With special thanks to Kendra Cox for helping with some of the information I needed for this piece.
Lorde, A. (2007). Sister outsider: Essays and speeches by Audre Lorde. New York, United States: Crossing Press.
A guest post by Suzette Jackson, a Master of Social Work student at the University of Auckland.
The issue of cannabis reform in Aotearoa is incredibly important for us as social workers. It is an issue I have a personal stake in due to my life experience, current studies and place of work. I am an addict and alcoholic in recovery, a Master of Social Work student, a drug and alcohol counsellor, a university tutor, a mother and a grandmother. While I am not an expert on this issue, I am committed to learning about the options we will be asked to vote on in next year’s referendum. Here is my take.
This guest blog post is by Kendra Cox (Te Ure o Uenukukōpako, Te Whakatōhea, Tūhoe, Ngāti Porou), National Advocacy Co-Coordinator for People Against Prisons Aotearoa and BSW (Hons) student at the University of Auckland.
A fortnight ago, the Department of Corrections proudly released their new Māori strategy, Hōkai Rangi. The strategy was created with the aspiration to reduce the proportion of Māori in prison from the current 52% to 16%, reflecting the make-up of the general population. Corrections aims to do this by focusing on six key domains outlined in the report: partnership between the Crown and Māori; humanising and healing; involvement of whānau; incorporating te ao Māori; supporting whakapapa and relational identity; and participation in society on release. With Hōkai Rangi, Corrections rightly identifies that the current prison system is failing in its supposedly rehabilitative and reintegrative aims. The strategy notes that reimprisonment rates are unacceptably high: 35% of tauiwi people return to prison within two years of release, and this is much higher for Māori at around 50%. However, the plans presented by this strategy, which centre largely around supporting whānau connection and tikanga Māori-based rehabilitation, are totally incapable of achieving the desired outcome.

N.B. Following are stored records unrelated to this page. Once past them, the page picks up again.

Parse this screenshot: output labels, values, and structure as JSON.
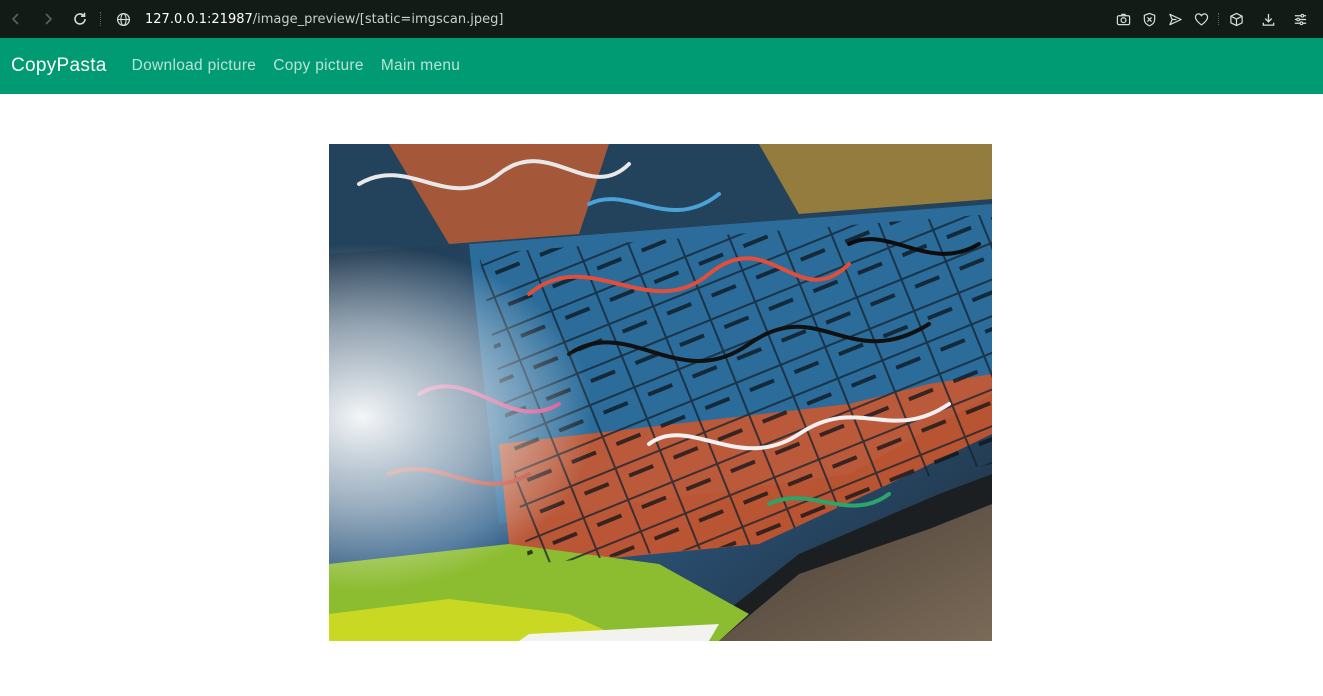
{
  "browser": {
    "url_host": "127.0.0.1:21987",
    "url_path": "/image_preview/[static=imgscan.jpeg]",
    "icons": [
      "back-icon",
      "forward-icon",
      "reload-icon",
      "globe-icon",
      "camera-icon",
      "shield-icon",
      "send-icon",
      "heart-icon",
      "cube-icon",
      "download-icon",
      "menu-icon"
    ]
  },
  "navbar": {
    "brand": "CopyPasta",
    "links": [
      "Download picture",
      "Copy picture",
      "Main menu"
    ],
    "background": "#009b72"
  },
  "preview": {
    "description_colors": [
      "#1f5a86",
      "#d9532a",
      "#8ab92e",
      "#1a1a1a",
      "#6b5a48"
    ]
  }
}
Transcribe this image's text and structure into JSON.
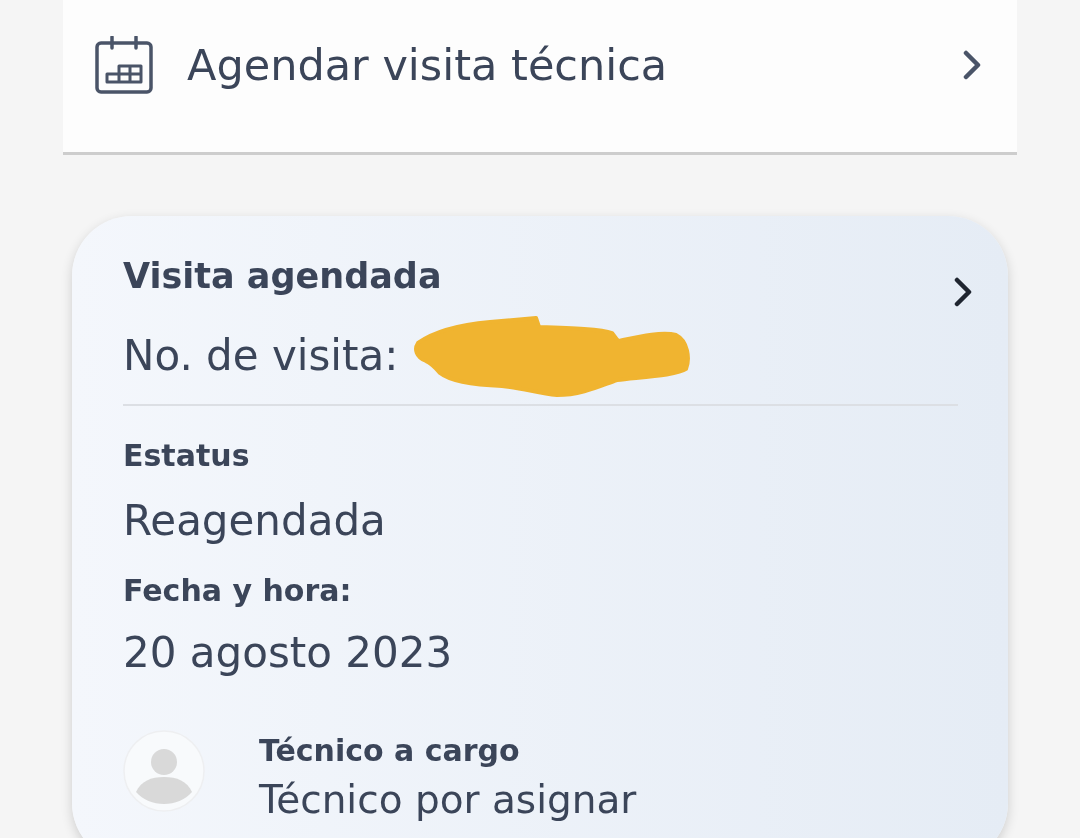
{
  "action_item": {
    "label": "Agendar visita técnica"
  },
  "visit_card": {
    "title": "Visita agendada",
    "visit_number_label": "No. de visita:",
    "fields": [
      {
        "label": "Estatus",
        "value": "Reagendada"
      },
      {
        "label": "Fecha y hora:",
        "value": "20 agosto 2023"
      }
    ],
    "technician": {
      "label": "Técnico a cargo",
      "name": "Técnico por asignar"
    }
  }
}
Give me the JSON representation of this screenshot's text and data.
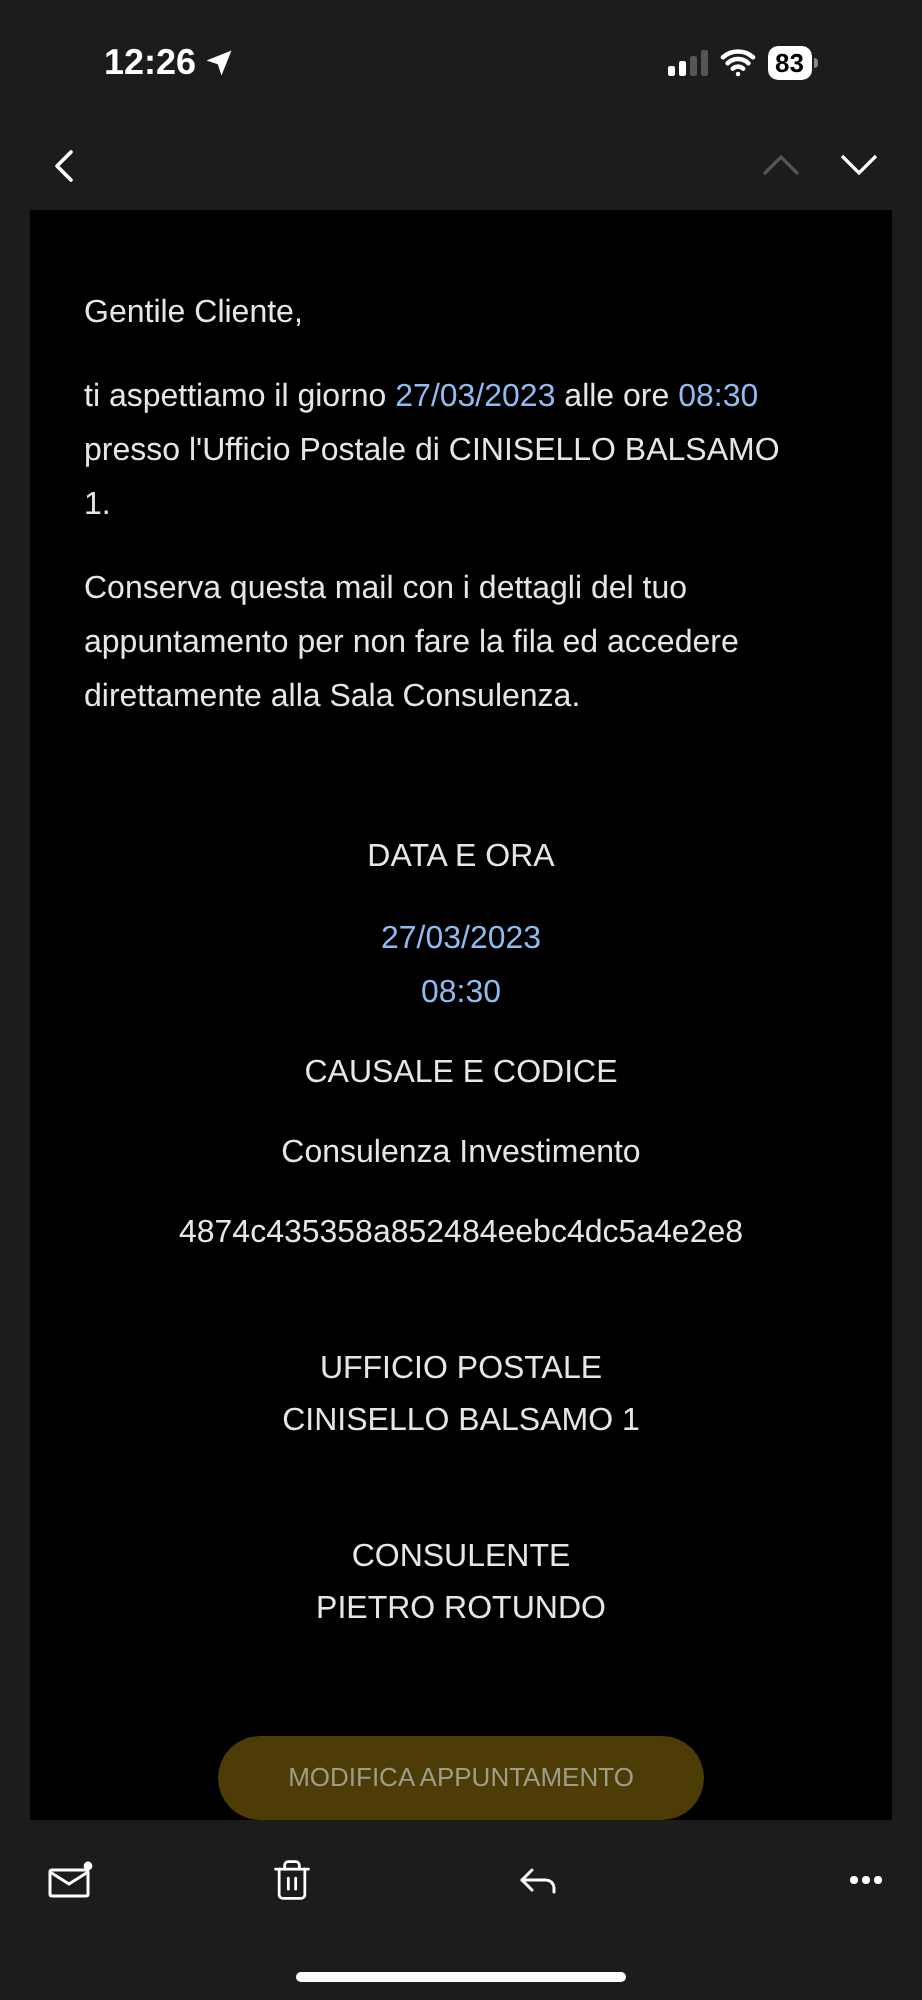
{
  "status_bar": {
    "time": "12:26",
    "battery": "83"
  },
  "nav": {
    "previous": {
      "disabled": true
    },
    "next": {
      "disabled": false
    }
  },
  "email": {
    "greeting": "Gentile Cliente,",
    "paragraphs": [
      [
        {
          "kind": "plain",
          "text": "ti aspettiamo il giorno "
        },
        {
          "kind": "link",
          "text": "27/03/2023"
        },
        {
          "kind": "plain",
          "text": " alle ore "
        },
        {
          "kind": "link",
          "text": "08:30"
        },
        {
          "kind": "plain",
          "text": " presso l'Ufficio Postale di CINISELLO BALSAMO 1."
        }
      ],
      [
        {
          "kind": "plain",
          "text": "Conserva questa mail con i dettagli del tuo appuntamento per non fare la fila ed accedere direttamente alla Sala Consulenza."
        }
      ]
    ],
    "sections": [
      {
        "kind": "spaced",
        "heading": "DATA E ORA",
        "lines": [
          {
            "kind": "link",
            "text": "27/03/2023"
          },
          {
            "kind": "link",
            "text": "08:30"
          }
        ]
      },
      {
        "kind": "spaced",
        "heading": "CAUSALE E CODICE",
        "lines": [
          {
            "kind": "plain",
            "text": "Consulenza Investimento"
          },
          {
            "kind": "plain",
            "text": "4874c435358a852484eebc4dc5a4e2e8"
          }
        ]
      },
      {
        "kind": "stacked",
        "heading": "UFFICIO POSTALE",
        "lines": [
          {
            "kind": "plain",
            "text": "CINISELLO BALSAMO 1"
          }
        ]
      },
      {
        "kind": "stacked",
        "heading": "CONSULENTE",
        "lines": [
          {
            "kind": "plain",
            "text": "PIETRO ROTUNDO"
          }
        ]
      }
    ],
    "button": "MODIFICA APPUNTAMENTO"
  }
}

A guest post from David Kenkel :
Alongside the story of social work as a force for social good is a more terrible history of social work as a force for controlling populations in service to the interests of political regimes and dominant cultural groups. For instance, the 20th century saw social work actively complicit in the social control function of right-wing and fascist governments. It is perhaps past time for us to be open about these histories if we do not wish to repeat them.
A Guest post by Zoe Holly – Ngāti Pikiao and Ngāti Pākehā – Final year Bachelor of Social Practice student – Unitec.
I have read through the comments left underneath several recent news articles with a heavy heart – particularly in relation to Anjum Rahman’s call for inclusivity of Muslim communities in Aotearoa, Oranga Tamariki listing Māori children on TRADEME/Seek for foster care and the Christchurch gunman pleading not guilty to the murder of 51 innocent people.
The overwhelming sentiment held by a majority of those commenting on these articles is that the people who are targeted need to ‘get over it’, ‘blend in’, ‘assimilate’ and change themselves to fit “New Zealand’s culture”. You’d think they’d never thought for themselves. Does the word colonisation mean anything to them? You think when British settlers came to New Zealand they ‘assimilated’? You think settlers tried to ‘blend in’ even remotely? You think New Zealand Pākehā have more of a right to be here than any other immigrant?